** WORK TASK **
An exact copy of every entry is needed here; the images stay out.

*** EXTRACTED RECORDS ***

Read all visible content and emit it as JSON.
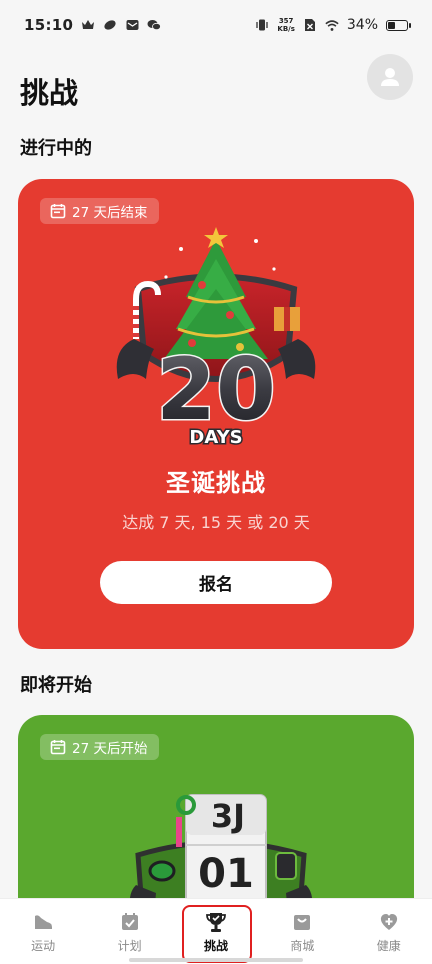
{
  "status_bar": {
    "time": "15:10",
    "net_speed_value": "357",
    "net_speed_unit": "KB/s",
    "battery_percent": "34%",
    "battery_level": 0.34
  },
  "header": {
    "title": "挑战"
  },
  "sections": {
    "in_progress": "进行中的",
    "upcoming": "即将开始"
  },
  "active_card": {
    "badge_text": "27 天后结束",
    "art_number": "20",
    "art_caption": "DAYS",
    "title": "圣诞挑战",
    "subtitle": "达成 7 天, 15 天 或 20 天",
    "button_label": "报名",
    "color": "#e53b30"
  },
  "upcoming_card": {
    "badge_text": "27 天后开始",
    "art_month": "3J",
    "art_day": "01",
    "color": "#5aa82e"
  },
  "bottom_nav": {
    "items": [
      {
        "label": "运动",
        "icon": "shoe-icon"
      },
      {
        "label": "计划",
        "icon": "plan-icon"
      },
      {
        "label": "挑战",
        "icon": "trophy-icon"
      },
      {
        "label": "商城",
        "icon": "shop-icon"
      },
      {
        "label": "健康",
        "icon": "health-icon"
      }
    ],
    "active_index": 2
  }
}
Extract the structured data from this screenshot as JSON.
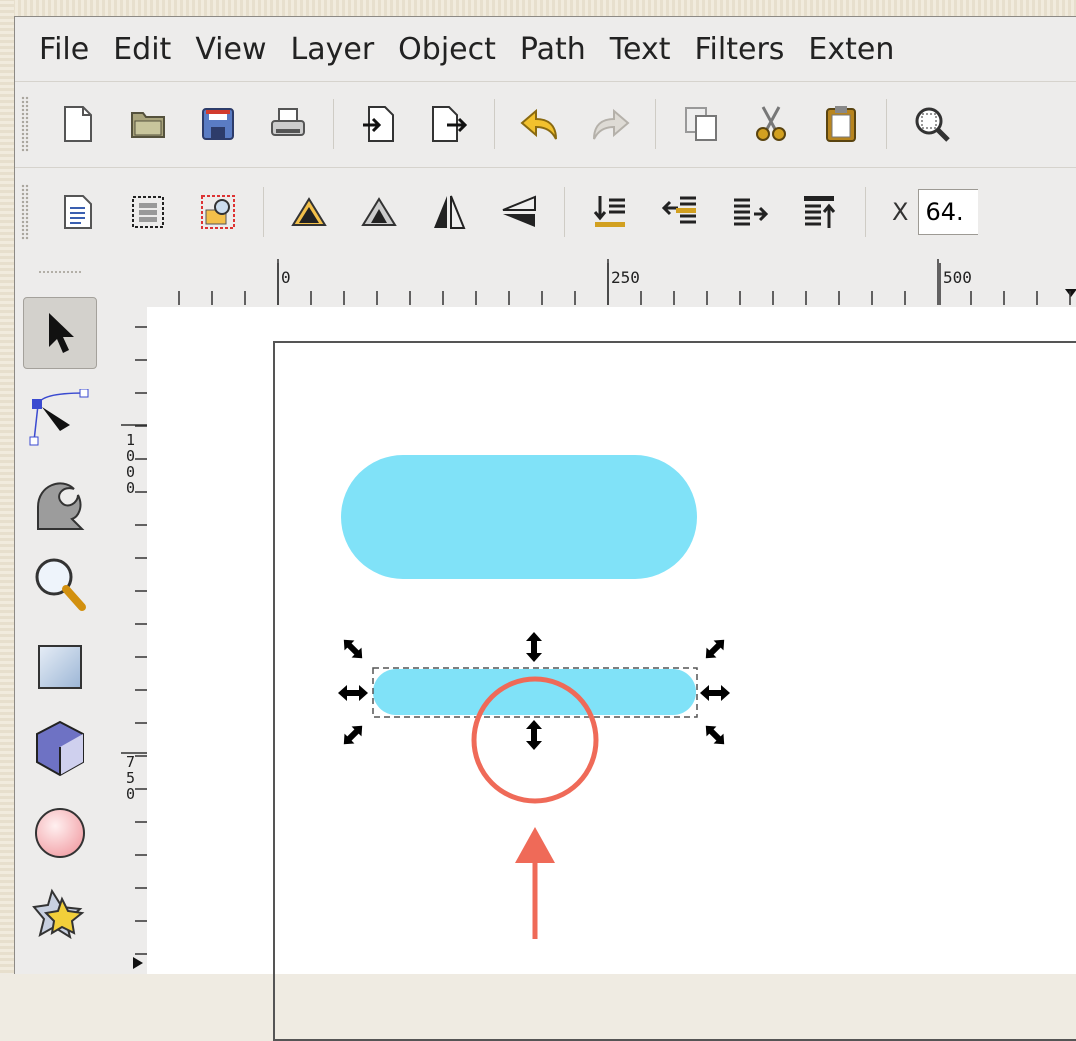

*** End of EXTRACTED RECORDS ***

** PROBLEM SOLUTION **
Read all visible content and emit it as JSON.
{
  "status_bar": {
    "time": "15:10",
    "net_speed_value": "357",
    "net_speed_unit": "KB/s",
    "battery_percent": "34%",
    "battery_level": 0.34
  },
  "header": {
    "title": "挑战"
  },
  "sections": {
    "in_progress": "进行中的",
    "upcoming": "即将开始"
  },
  "active_card": {
    "badge_text": "27 天后结束",
    "art_number": "20",
    "art_caption": "DAYS",
    "title": "圣诞挑战",
    "subtitle": "达成 7 天, 15 天 或 20 天",
    "button_label": "报名",
    "color": "#e53b30"
  },
  "upcoming_card": {
    "badge_text": "27 天后开始",
    "art_month": "3J",
    "art_day": "01",
    "color": "#5aa82e"
  },
  "bottom_nav": {
    "items": [
      {
        "label": "运动",
        "icon": "shoe-icon"
      },
      {
        "label": "计划",
        "icon": "plan-icon"
      },
      {
        "label": "挑战",
        "icon": "trophy-icon"
      },
      {
        "label": "商城",
        "icon": "shop-icon"
      },
      {
        "label": "健康",
        "icon": "health-icon"
      }
    ],
    "active_index": 2
  }
}
Extract the structured data from this screenshot as JSON.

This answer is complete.